REQUIREMENT: Which lines of the data contain the string "title"? Copy every one.

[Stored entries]
#####

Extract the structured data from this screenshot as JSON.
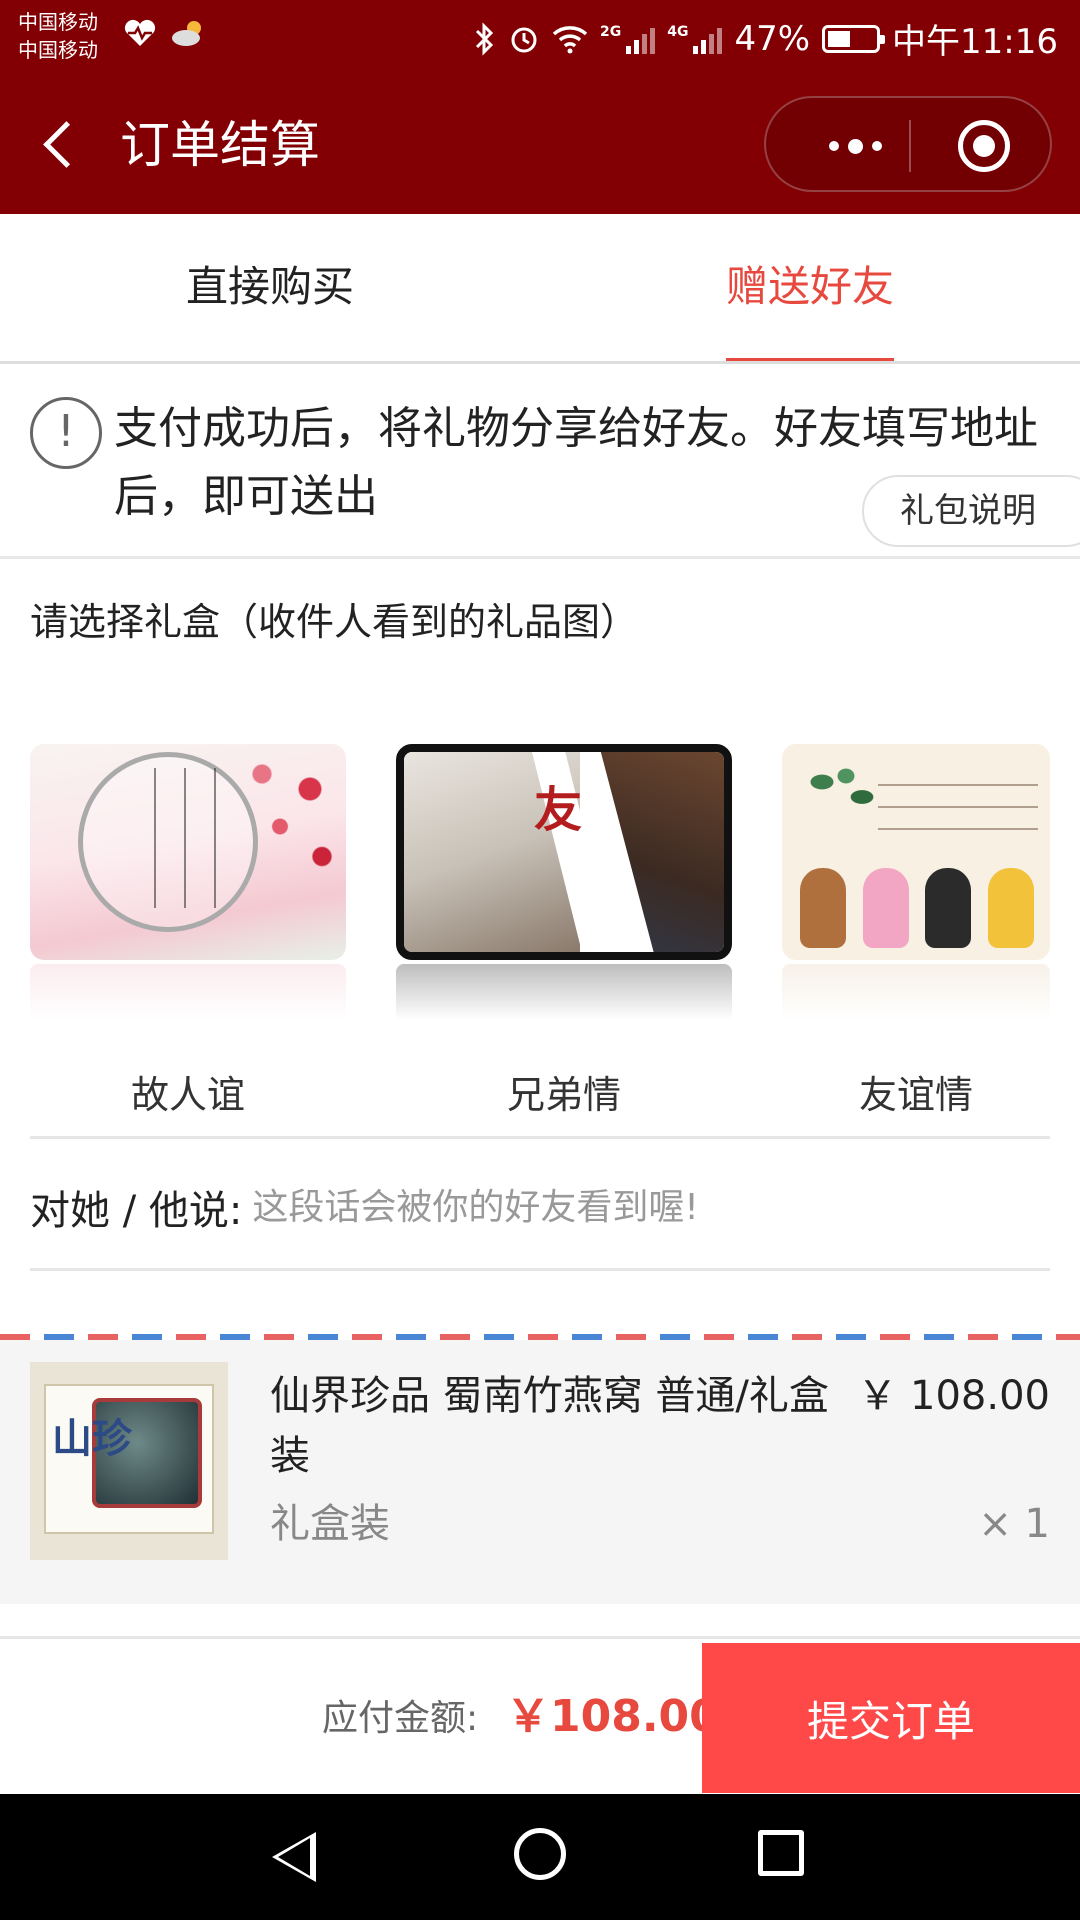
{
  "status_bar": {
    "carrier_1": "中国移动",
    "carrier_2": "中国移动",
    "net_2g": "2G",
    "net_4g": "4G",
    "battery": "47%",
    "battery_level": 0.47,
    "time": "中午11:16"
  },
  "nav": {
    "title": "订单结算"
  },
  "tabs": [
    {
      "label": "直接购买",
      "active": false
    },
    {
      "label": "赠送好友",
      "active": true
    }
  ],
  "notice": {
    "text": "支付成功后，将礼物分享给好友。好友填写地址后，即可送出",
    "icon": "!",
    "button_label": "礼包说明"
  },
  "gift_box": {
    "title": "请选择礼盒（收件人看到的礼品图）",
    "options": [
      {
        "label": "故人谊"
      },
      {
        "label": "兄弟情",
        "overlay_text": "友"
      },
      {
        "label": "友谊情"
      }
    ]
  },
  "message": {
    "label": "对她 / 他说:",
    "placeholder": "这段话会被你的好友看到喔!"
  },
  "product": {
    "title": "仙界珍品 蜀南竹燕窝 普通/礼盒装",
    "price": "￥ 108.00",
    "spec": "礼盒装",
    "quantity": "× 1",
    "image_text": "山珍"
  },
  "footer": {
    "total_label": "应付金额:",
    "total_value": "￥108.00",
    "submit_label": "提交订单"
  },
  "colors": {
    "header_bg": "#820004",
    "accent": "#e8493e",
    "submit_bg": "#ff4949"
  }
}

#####

OUTPUT FOR THIS EXERCISE:
    "title": "订单结算"
    "title": "请选择礼盒（收件人看到的礼品图）",
    "title": "仙界珍品 蜀南竹燕窝 普通/礼盒装",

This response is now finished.